Index Terms—Cloud; Security; Privacy; Multi-Cloud; Application Partitioning; Tier Partitioning; Data Partitioning; Multi-party Computation

IEEE 2013: Scalable and Secure Sharing of Personal Health Records in Cloud Computing using Attribute-based Encryption

IEEE 2013 Transactions on Parallel & Distributed System


Technology- Available in Java and DotNet

Abstract—Personal health record (PHR) is an emerging patient-centric model of health information exchange, which is often outsourced to be stored at a third party, such as cloud providers. However, there have been wide privacy concerns as personal health information could be exposed to those third party servers and to unauthorized parties. To assure the patients’ control over access to their own PHRs, it is a promising method to encrypt the PHRs before outsourcing. Yet, issues such as risks of privacy exposure, scalability in key management, flexible access and efficient user revocation, have remained the most important challenges toward achieving fine-grained,  cryptographically enforced data access control. In this paper, we propose a novel patient-centric framework and a suite of mechanisms for data access control to PHRs stored in semi-trusted servers. To achieve fine-grained and scalable data access control for PHRs, we leverage attribute based encryption (ABE) techniques to encrypt each patient’s PHR file. Different from previous works in secure data outsourcing, we focus on the multiple data owner scenario, and divide the users in the PHR system into multiple security domains that greatly reduces the key management complexity for owners and users. A high degree of patient privacy is guaranteed simultaneously by exploiting multi-authority ABE. Our scheme also enables dynamic modification of access policies or file attributes, supports efficient on-demand user/attribute revocation and break-glass access under emergency scenarios. Extensive analytical and experimental results are presented which show the security, scalability and efficiency of our proposed scheme.
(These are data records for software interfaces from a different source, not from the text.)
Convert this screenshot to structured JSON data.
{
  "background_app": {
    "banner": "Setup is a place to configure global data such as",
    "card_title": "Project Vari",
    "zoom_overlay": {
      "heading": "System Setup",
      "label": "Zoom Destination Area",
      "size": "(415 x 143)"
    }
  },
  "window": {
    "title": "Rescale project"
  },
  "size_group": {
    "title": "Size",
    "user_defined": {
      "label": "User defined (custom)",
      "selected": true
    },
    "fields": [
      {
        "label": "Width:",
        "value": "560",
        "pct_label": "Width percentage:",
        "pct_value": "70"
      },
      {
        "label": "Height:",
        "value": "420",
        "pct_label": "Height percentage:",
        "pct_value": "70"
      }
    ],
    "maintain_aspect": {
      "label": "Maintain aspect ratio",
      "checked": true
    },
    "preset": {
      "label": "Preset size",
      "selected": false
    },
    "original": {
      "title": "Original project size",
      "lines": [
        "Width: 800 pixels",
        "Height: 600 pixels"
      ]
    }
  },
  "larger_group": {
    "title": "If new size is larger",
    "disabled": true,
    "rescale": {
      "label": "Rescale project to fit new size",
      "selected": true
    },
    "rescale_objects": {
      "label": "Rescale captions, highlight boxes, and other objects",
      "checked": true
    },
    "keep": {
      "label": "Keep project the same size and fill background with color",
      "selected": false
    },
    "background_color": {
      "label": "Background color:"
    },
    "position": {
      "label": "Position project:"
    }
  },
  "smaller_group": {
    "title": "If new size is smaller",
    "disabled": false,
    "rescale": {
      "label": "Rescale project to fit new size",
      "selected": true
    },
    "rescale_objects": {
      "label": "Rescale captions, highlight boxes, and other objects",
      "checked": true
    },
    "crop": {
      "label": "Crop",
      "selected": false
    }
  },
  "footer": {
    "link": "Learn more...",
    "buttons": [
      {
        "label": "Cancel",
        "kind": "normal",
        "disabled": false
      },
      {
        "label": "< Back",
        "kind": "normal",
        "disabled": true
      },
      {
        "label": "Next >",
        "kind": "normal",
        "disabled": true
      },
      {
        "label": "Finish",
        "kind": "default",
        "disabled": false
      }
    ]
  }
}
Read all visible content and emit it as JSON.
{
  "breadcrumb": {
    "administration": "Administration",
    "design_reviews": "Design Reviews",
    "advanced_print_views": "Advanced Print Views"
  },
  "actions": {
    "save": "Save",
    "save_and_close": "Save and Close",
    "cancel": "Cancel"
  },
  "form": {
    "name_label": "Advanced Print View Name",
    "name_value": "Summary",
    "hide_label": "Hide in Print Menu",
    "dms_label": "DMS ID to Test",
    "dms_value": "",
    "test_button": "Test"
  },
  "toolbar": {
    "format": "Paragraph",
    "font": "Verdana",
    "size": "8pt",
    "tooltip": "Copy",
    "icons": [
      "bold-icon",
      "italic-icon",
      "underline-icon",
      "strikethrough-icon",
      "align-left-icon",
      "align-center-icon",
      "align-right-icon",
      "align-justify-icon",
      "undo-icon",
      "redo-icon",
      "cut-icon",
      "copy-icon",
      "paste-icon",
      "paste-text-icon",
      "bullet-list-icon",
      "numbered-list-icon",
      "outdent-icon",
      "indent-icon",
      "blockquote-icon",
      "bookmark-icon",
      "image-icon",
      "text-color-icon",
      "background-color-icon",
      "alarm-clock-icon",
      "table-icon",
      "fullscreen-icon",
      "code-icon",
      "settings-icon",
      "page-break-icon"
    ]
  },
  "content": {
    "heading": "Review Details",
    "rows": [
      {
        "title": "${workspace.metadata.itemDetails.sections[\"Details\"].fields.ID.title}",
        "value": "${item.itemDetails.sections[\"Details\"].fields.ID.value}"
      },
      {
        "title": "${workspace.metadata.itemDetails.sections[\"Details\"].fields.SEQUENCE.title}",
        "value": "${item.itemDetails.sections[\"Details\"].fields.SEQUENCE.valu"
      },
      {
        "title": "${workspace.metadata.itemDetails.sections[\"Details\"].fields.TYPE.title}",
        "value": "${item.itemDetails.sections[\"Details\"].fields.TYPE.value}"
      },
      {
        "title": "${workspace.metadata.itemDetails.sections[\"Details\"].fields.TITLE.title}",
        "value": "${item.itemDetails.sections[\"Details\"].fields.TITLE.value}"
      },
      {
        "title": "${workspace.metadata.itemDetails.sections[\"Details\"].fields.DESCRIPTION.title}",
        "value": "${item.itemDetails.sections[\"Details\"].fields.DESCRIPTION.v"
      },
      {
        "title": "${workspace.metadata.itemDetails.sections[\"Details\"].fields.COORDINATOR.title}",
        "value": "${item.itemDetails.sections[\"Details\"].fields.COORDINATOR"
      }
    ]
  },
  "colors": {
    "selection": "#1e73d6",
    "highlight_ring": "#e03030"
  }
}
IEEE 2013: Govcloud: Using Cloud Computing in Public Organizations



IEEE 2013 TECHNOLOGY AND SOCIETY 

Technology - Available in Java and Dot Net

Governments are facing reductions in ICT budgets just as users are increasing demands for

electronic services. One solution announced aggressively by vendors is cloud computing. Cloud computing is not a new technology, but as described by Jackson [1] is a new way of offering services, taking into consideration business and economic models for providing and consuming ICT services. Here we explain the impact and benefits for public organizations of cloud services and explore issues of why governments are slow to literature does not cover this subject in detail, especially for European organizations.

IEEE 2013:Dynamic Resource Allocation using Virtual Machines for Cloud Computing Environment

IEEE 2013 Transactions on Parallel & Distributed Systems

Technology - Available in Java and Dot net

Abstract—Cloud computing allows business customers to scale up and down their resource usage based on needs. Many of the touted gains in the cloud model come from resource multiplexing through virtualization technology. In this paper, we present a system that uses virtualization technology to allocate data center resources dynamically based on application demands and support green computing by optimizing the number of servers in use. We introduce the concept of “skewness” to measure the unevenness in the multi-dimensional resource utilization of a server. By minimizing skewness, we can combine different types of workloads nicely and improve the overall utilization of server resources. We develop a set of heuristics that prevent overload in the system effectively while saving energy used. Trace driven simulation and experiment results demonstrate that our algorithm achieves good performance.